MK: Donkey Kong is just a fun character and I think we’re good at making fun. We’ve learned a lot from Tanabe-san and the many others at Nintendo. There is an entire legacy of video gaming veterans still working at Nintendo that we continue to learn from. Miyamoto-san told us when we first started working on Donkey Kong Country Returns, “This is my baby. Don’t mess it up.” Approaching that expectation from the beginning and adding to the legacy of Donkey Kong has been very gratifying.
I’ve always had a soft spot in my heart for Donkey Kong as well. I played the coin-op game in my parent’s grocery store growing up and I was very fortunate to be involved with the original Donkey Kong Country series. Coincidentally, Tanabe-san and I both worked on this series in different capacities. Who would have thought 20 years later we’d still been working together on the same franchise.
KT: Lots of the people working at Retro are much younger than me and have experiences playing Nintendo games from when they were kids. I believe that, because they know how much fun it was to play the games themselves, they are extremely passionate to make current users feel exactly the same way. What I can do here is to explain to them the ideas behind the Nintendo games that they enjoyed in their childhood. Maybe that’s the reason why they were able to recreate the fun of Nintendo games without losing anything. With such understanding of Nintendo games, Miyamoto-san must have felt he could trust Retro to work on the Donkey Kong Country series.
Let me tell you a little bit more about this “20 years later” story that Michael mentioned… 20 years ago, I worked on the localisation (the Japanese version) of the Donkey Kong Country series under Miyamoto-san. I even had a business trip to Rare once. At that time, I never had an opportunity to meet Michael directly. Only, after 10 years, when he became president of Retro, we finally got to speak face-to-face.

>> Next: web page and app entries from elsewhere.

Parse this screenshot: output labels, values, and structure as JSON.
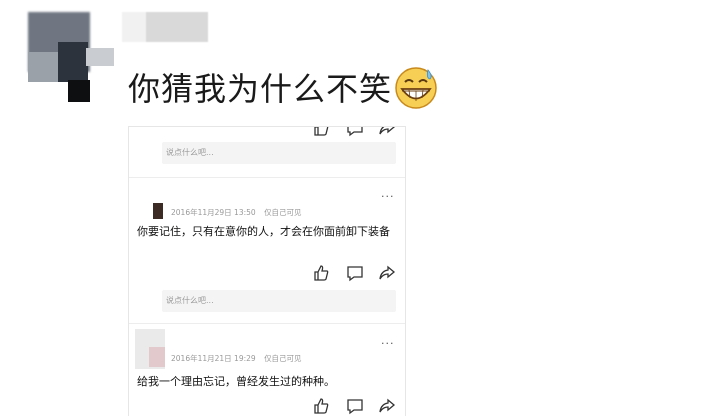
{
  "post": {
    "text": "你猜我为什么不笑",
    "emoji": "grinning-sweat-emoji"
  },
  "screenshot": {
    "input_placeholder_1": "说点什么吧...",
    "comment_1": {
      "date": "2016年11月29日 13:50",
      "visibility": "仅自己可见",
      "text": "你要记住，只有在意你的人，才会在你面前卸下装备"
    },
    "input_placeholder_2": "说点什么吧...",
    "comment_2": {
      "date": "2016年11月21日 19:29",
      "visibility": "仅自己可见",
      "text": "给我一个理由忘记，曾经发生过的种种。"
    },
    "more_label": "···"
  },
  "colors": {
    "text_dark": "#1a1a1a",
    "meta_gray": "#999999",
    "input_bg": "#f4f4f4"
  }
}
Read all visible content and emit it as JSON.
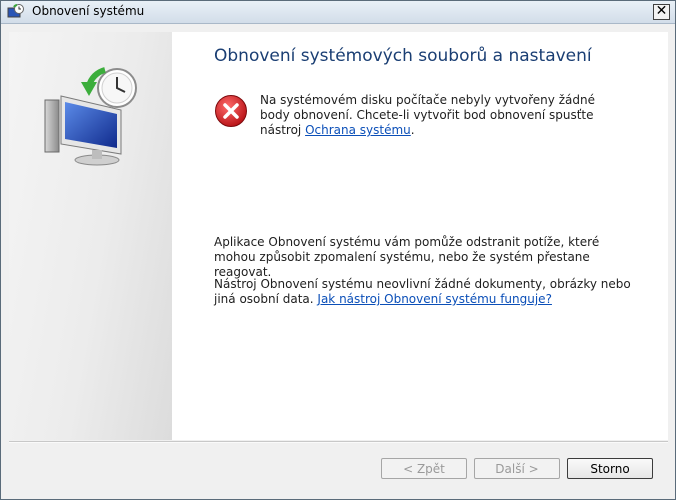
{
  "window": {
    "title": "Obnovení systému",
    "close_label": "✕"
  },
  "main": {
    "heading": "Obnovení systémových souborů a nastavení",
    "error": {
      "text_before": "Na systémovém disku počítače nebyly vytvořeny žádné body obnovení. Chcete-li vytvořit bod obnovení spusťte nástroj ",
      "link": "Ochrana systému",
      "text_after": "."
    },
    "info1": "Aplikace Obnovení systému vám pomůže odstranit potíže, které mohou způsobit zpomalení systému, nebo že systém přestane reagovat.",
    "info2_text": "Nástroj Obnovení systému neovlivní žádné dokumenty, obrázky nebo jiná osobní data. ",
    "info2_link": "Jak nástroj Obnovení systému funguje?"
  },
  "footer": {
    "back_label": "< Zpět",
    "next_label": "Další >",
    "cancel_label": "Storno"
  },
  "icons": {
    "app": "system-restore-icon",
    "error": "error-icon",
    "sidebar_art": "system-restore-monitor-clock-icon"
  },
  "colors": {
    "heading": "#1a3e73",
    "link": "#0b4fb8",
    "error_red": "#c4171b"
  }
}
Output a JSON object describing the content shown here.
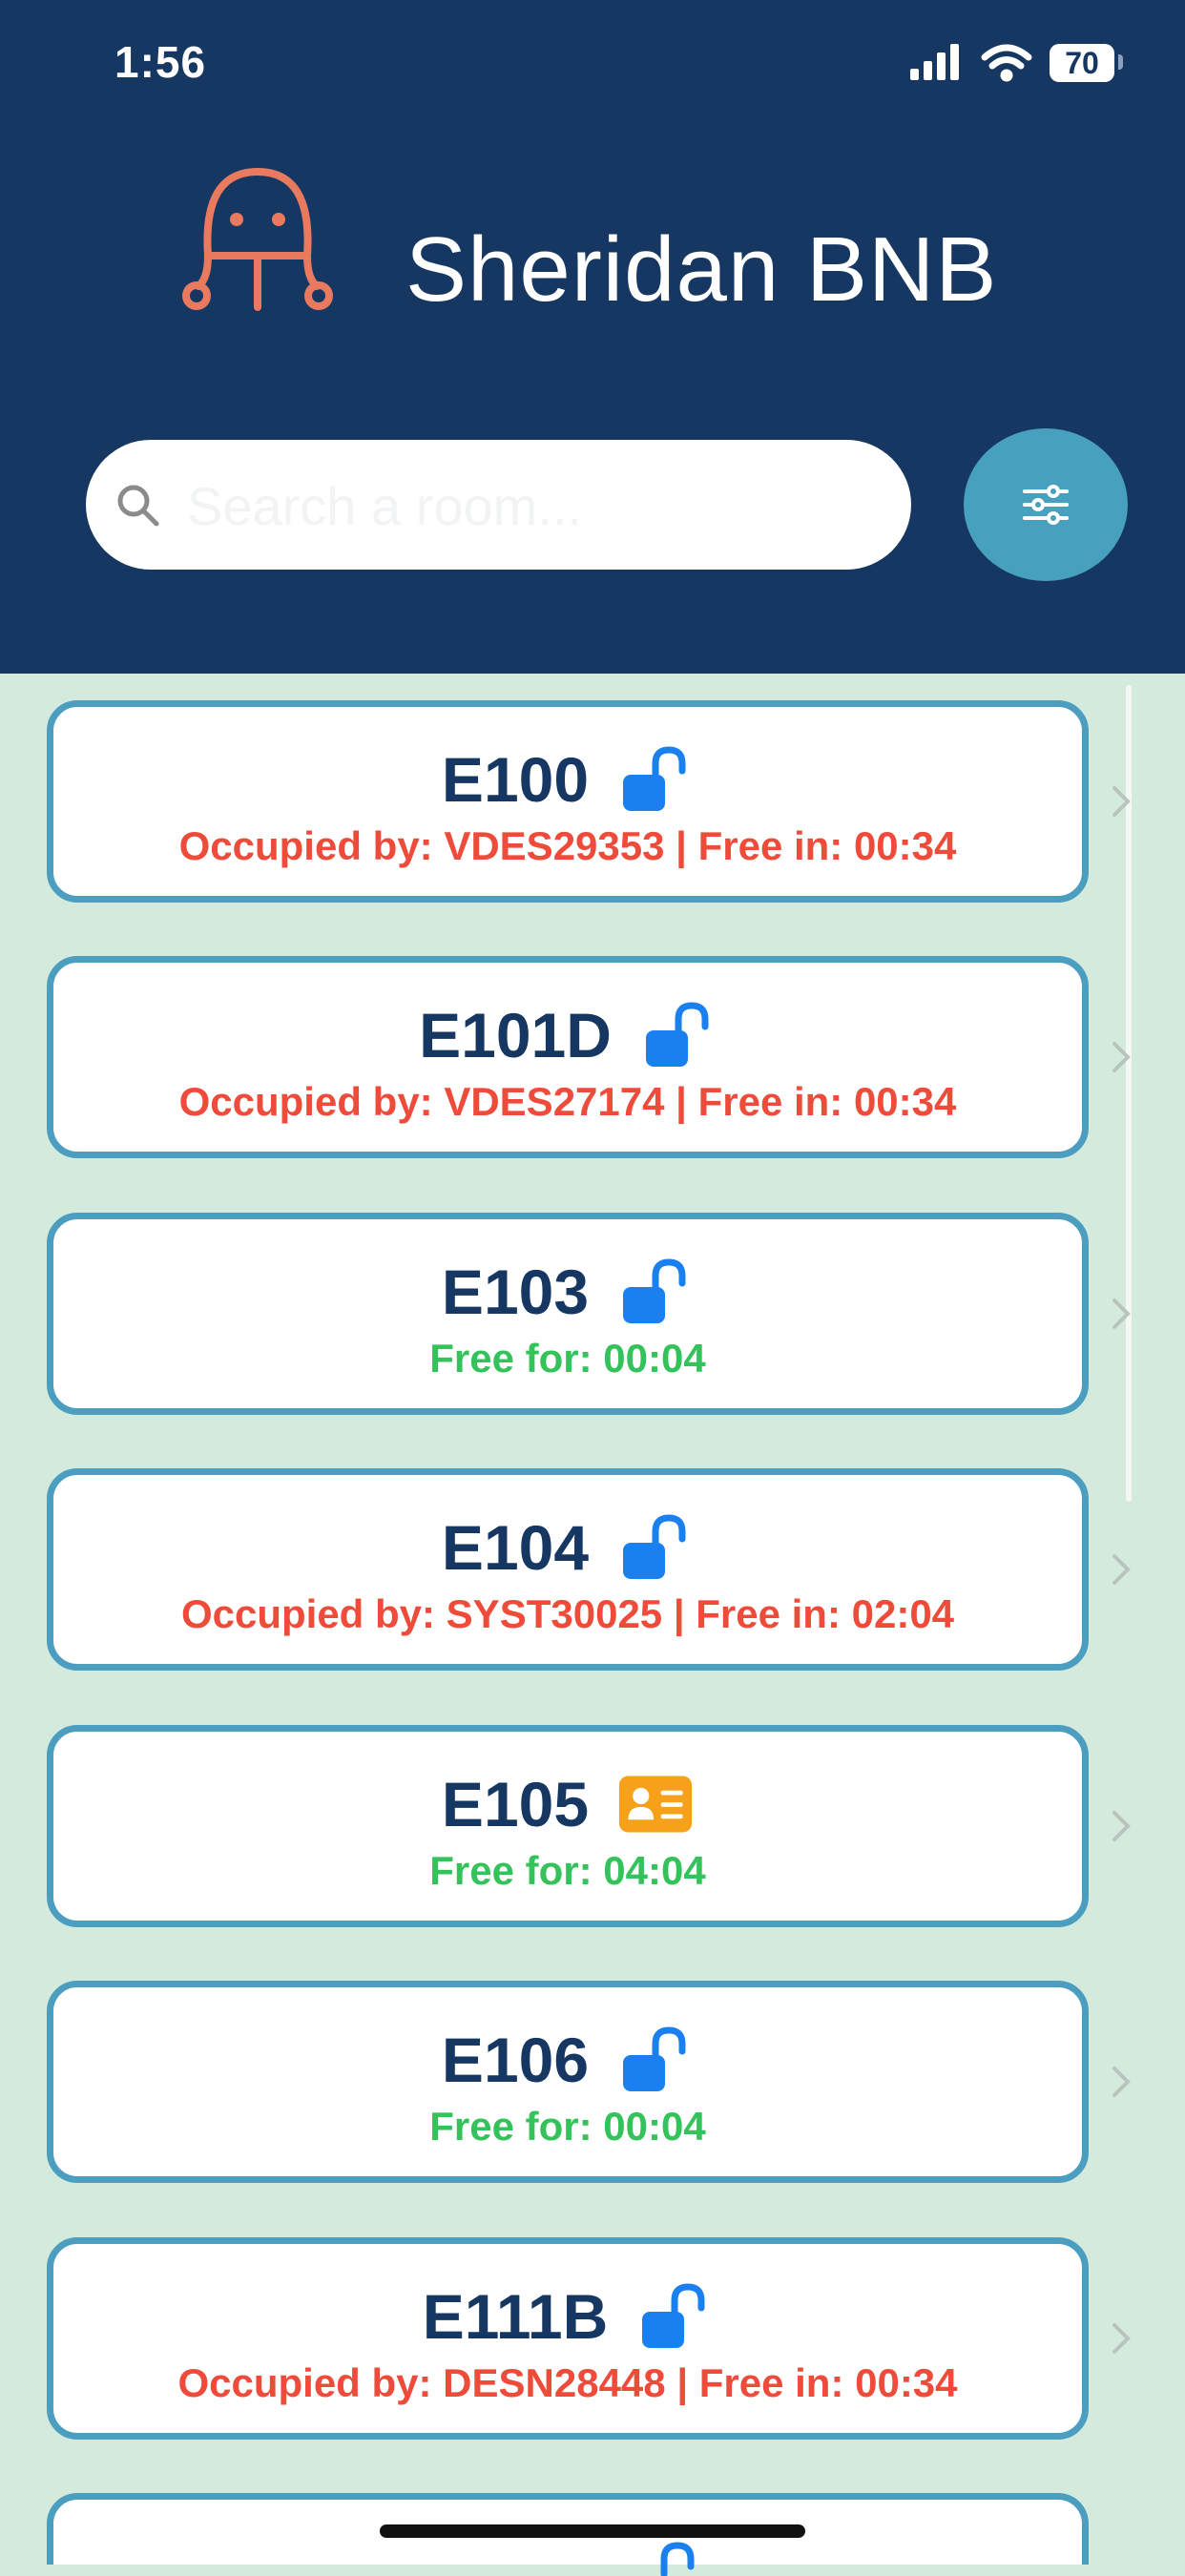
{
  "status_bar": {
    "time": "1:56",
    "battery": "70"
  },
  "header": {
    "title": "Sheridan BNB"
  },
  "search": {
    "placeholder": "Search a room..."
  },
  "colors": {
    "header_bg": "#163762",
    "accent": "#47a0bd",
    "occupied": "#ee4b3b",
    "free": "#34c25a",
    "lock_icon": "#1a80f0",
    "card_icon": "#f7a019",
    "list_bg": "#d3eadc"
  },
  "rooms": [
    {
      "name": "E100",
      "status": "Occupied by: VDES29353 | Free in: 00:34",
      "state": "occupied",
      "icon": "unlocked-padlock-icon"
    },
    {
      "name": "E101D",
      "status": "Occupied by: VDES27174 | Free in: 00:34",
      "state": "occupied",
      "icon": "unlocked-padlock-icon"
    },
    {
      "name": "E103",
      "status": "Free for: 00:04",
      "state": "free",
      "icon": "unlocked-padlock-icon"
    },
    {
      "name": "E104",
      "status": "Occupied by: SYST30025 | Free in: 02:04",
      "state": "occupied",
      "icon": "unlocked-padlock-icon"
    },
    {
      "name": "E105",
      "status": "Free for: 04:04",
      "state": "free",
      "icon": "id-card-icon"
    },
    {
      "name": "E106",
      "status": "Free for: 00:04",
      "state": "free",
      "icon": "unlocked-padlock-icon"
    },
    {
      "name": "E111B",
      "status": "Occupied by: DESN28448 | Free in: 00:34",
      "state": "occupied",
      "icon": "unlocked-padlock-icon"
    }
  ]
}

I saw a Donkey Kong jacket in his office and asked where that came from – as it turned out, both of us were involved with Donkey Kong Country at the same time. And then a few years after that, we got to work together on a Donkey Kong Country game. I remember I had a feeling like it was fate or something. Speaking of which, Michael gave Donkey Kong Country Returns the development code name of F8 (fate)!
Thanks to PattonFiend for the tip.